**BRIEF:**
From the material below, give the number of lines that hold the string "JSON" and nothing further.

**EXTRACTED DATA:**
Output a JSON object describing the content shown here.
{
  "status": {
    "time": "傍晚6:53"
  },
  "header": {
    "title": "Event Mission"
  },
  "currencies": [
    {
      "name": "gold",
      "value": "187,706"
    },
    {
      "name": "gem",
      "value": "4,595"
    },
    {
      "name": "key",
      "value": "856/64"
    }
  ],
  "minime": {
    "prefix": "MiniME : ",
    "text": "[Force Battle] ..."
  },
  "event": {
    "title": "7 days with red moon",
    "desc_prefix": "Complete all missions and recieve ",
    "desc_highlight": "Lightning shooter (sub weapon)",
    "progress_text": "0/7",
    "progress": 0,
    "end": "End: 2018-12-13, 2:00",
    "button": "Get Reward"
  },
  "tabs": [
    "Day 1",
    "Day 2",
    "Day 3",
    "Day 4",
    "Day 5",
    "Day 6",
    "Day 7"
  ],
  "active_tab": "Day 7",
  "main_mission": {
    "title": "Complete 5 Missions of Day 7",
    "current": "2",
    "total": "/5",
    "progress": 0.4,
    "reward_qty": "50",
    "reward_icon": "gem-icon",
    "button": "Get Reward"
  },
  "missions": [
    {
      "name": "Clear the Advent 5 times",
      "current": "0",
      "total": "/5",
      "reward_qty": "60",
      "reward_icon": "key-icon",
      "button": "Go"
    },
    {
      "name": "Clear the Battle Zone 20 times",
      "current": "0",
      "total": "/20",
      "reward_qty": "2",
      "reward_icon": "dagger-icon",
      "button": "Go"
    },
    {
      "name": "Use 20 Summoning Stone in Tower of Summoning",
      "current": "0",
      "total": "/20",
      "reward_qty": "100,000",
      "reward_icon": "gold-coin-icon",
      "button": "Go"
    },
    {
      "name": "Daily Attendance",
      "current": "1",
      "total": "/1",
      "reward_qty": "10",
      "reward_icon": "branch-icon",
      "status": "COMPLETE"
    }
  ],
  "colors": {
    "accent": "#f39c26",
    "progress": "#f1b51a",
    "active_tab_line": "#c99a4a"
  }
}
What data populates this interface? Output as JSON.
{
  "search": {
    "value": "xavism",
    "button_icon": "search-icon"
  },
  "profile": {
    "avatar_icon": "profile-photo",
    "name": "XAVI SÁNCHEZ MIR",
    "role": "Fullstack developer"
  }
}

**EXPECTED ANSWER:**
2